Interface dataset entries:
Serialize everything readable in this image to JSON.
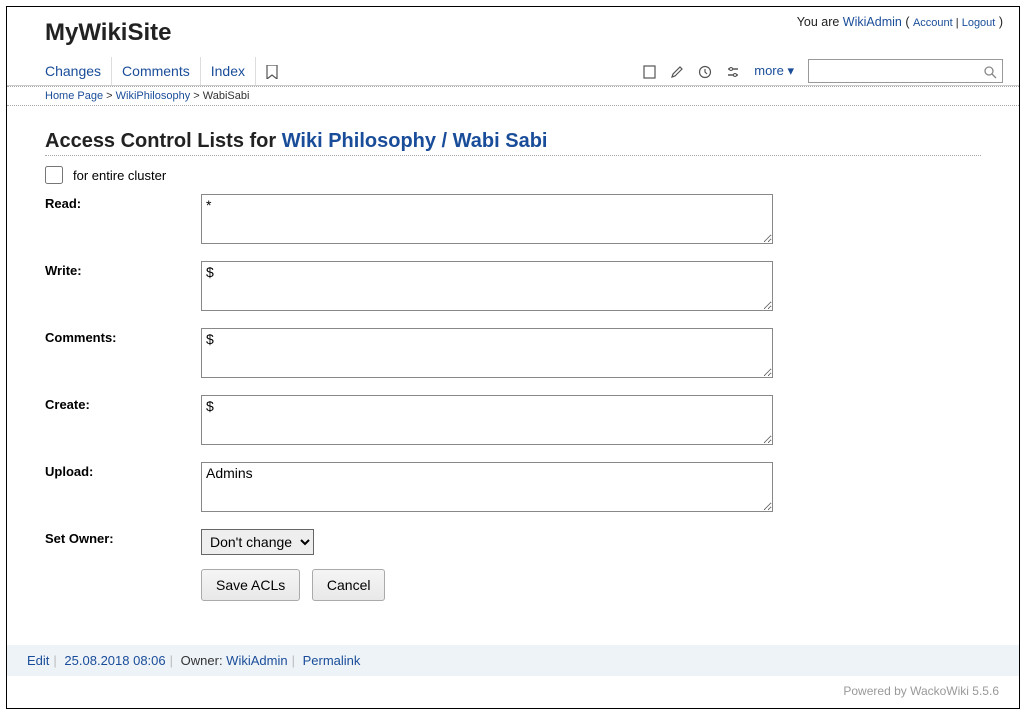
{
  "site_title": "MyWikiSite",
  "user_bar": {
    "prefix": "You are ",
    "username": "WikiAdmin",
    "account": "Account",
    "logout": "Logout"
  },
  "nav": {
    "changes": "Changes",
    "comments": "Comments",
    "index": "Index",
    "more": "more ▾"
  },
  "search": {
    "placeholder": ""
  },
  "breadcrumb": {
    "home": "Home Page",
    "parent": "WikiPhilosophy",
    "current": "WabiSabi"
  },
  "heading": {
    "prefix": "Access Control Lists for ",
    "link": "Wiki Philosophy / Wabi Sabi"
  },
  "cluster_label": "for entire cluster",
  "labels": {
    "read": "Read:",
    "write": "Write:",
    "comments": "Comments:",
    "create": "Create:",
    "upload": "Upload:",
    "set_owner": "Set Owner:"
  },
  "values": {
    "read": "*",
    "write": "$",
    "comments": "$",
    "create": "$",
    "upload": "Admins",
    "set_owner": "Don't change"
  },
  "buttons": {
    "save": "Save ACLs",
    "cancel": "Cancel"
  },
  "footer": {
    "edit": "Edit",
    "date": "25.08.2018 08:06",
    "owner_label": "Owner: ",
    "owner": "WikiAdmin",
    "permalink": "Permalink"
  },
  "powered": "Powered by WackoWiki 5.5.6"
}
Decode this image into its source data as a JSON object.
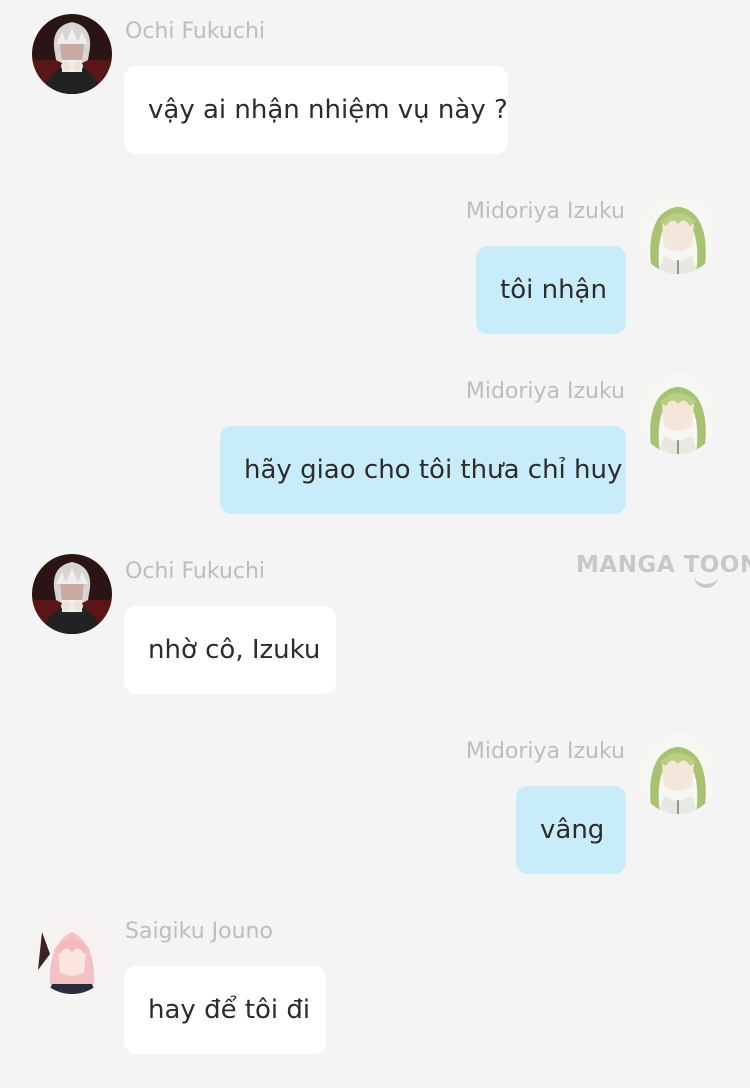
{
  "messages": [
    {
      "sender": "Ochi Fukuchi",
      "text": "vậy ai nhận nhiệm vụ này ?",
      "side": "left",
      "avatar_icon": "white-haired-man-avatar-icon"
    },
    {
      "sender": "Midoriya Izuku",
      "text": "tôi nhận",
      "side": "right",
      "avatar_icon": "green-haired-girl-avatar-icon"
    },
    {
      "sender": "Midoriya Izuku",
      "text": "hãy giao cho tôi thưa chỉ huy",
      "side": "right",
      "avatar_icon": "green-haired-girl-avatar-icon"
    },
    {
      "sender": "Ochi Fukuchi",
      "text": "nhờ cô, Izuku",
      "side": "left",
      "avatar_icon": "white-haired-man-avatar-icon"
    },
    {
      "sender": "Midoriya Izuku",
      "text": "vâng",
      "side": "right",
      "avatar_icon": "green-haired-girl-avatar-icon"
    },
    {
      "sender": "Saigiku Jouno",
      "text": "hay để tôi đi",
      "side": "left",
      "avatar_icon": "pink-haired-avatar-icon"
    }
  ],
  "watermark": "MANGA TOON",
  "colors": {
    "background": "#f4f4f4",
    "incoming_bubble": "#ffffff",
    "outgoing_bubble": "#c9ecfb",
    "sender_name": "#bdbdbd",
    "message_text": "#2c2c2c"
  }
}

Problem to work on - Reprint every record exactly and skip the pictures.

Answer section -
Serialize everything readable in this image to JSON.
{
  "site_title": "MyWikiSite",
  "user_bar": {
    "prefix": "You are ",
    "username": "WikiAdmin",
    "account": "Account",
    "logout": "Logout"
  },
  "nav": {
    "changes": "Changes",
    "comments": "Comments",
    "index": "Index",
    "more": "more ▾"
  },
  "search": {
    "placeholder": ""
  },
  "breadcrumb": {
    "home": "Home Page",
    "parent": "WikiPhilosophy",
    "current": "WabiSabi"
  },
  "heading": {
    "prefix": "Access Control Lists for ",
    "link": "Wiki Philosophy / Wabi Sabi"
  },
  "cluster_label": "for entire cluster",
  "labels": {
    "read": "Read:",
    "write": "Write:",
    "comments": "Comments:",
    "create": "Create:",
    "upload": "Upload:",
    "set_owner": "Set Owner:"
  },
  "values": {
    "read": "*",
    "write": "$",
    "comments": "$",
    "create": "$",
    "upload": "Admins",
    "set_owner": "Don't change"
  },
  "buttons": {
    "save": "Save ACLs",
    "cancel": "Cancel"
  },
  "footer": {
    "edit": "Edit",
    "date": "25.08.2018 08:06",
    "owner_label": "Owner: ",
    "owner": "WikiAdmin",
    "permalink": "Permalink"
  },
  "powered": "Powered by WackoWiki 5.5.6"
}
Decode this image into its source data as a JSON object.
{
  "messages": [
    {
      "sender": "Ochi Fukuchi",
      "text": "vậy ai nhận nhiệm vụ này ?",
      "side": "left",
      "avatar_icon": "white-haired-man-avatar-icon"
    },
    {
      "sender": "Midoriya Izuku",
      "text": "tôi nhận",
      "side": "right",
      "avatar_icon": "green-haired-girl-avatar-icon"
    },
    {
      "sender": "Midoriya Izuku",
      "text": "hãy giao cho tôi thưa chỉ huy",
      "side": "right",
      "avatar_icon": "green-haired-girl-avatar-icon"
    },
    {
      "sender": "Ochi Fukuchi",
      "text": "nhờ cô, Izuku",
      "side": "left",
      "avatar_icon": "white-haired-man-avatar-icon"
    },
    {
      "sender": "Midoriya Izuku",
      "text": "vâng",
      "side": "right",
      "avatar_icon": "green-haired-girl-avatar-icon"
    },
    {
      "sender": "Saigiku Jouno",
      "text": "hay để tôi đi",
      "side": "left",
      "avatar_icon": "pink-haired-avatar-icon"
    }
  ],
  "watermark": "MANGA TOON",
  "colors": {
    "background": "#f4f4f4",
    "incoming_bubble": "#ffffff",
    "outgoing_bubble": "#c9ecfb",
    "sender_name": "#bdbdbd",
    "message_text": "#2c2c2c"
  }
}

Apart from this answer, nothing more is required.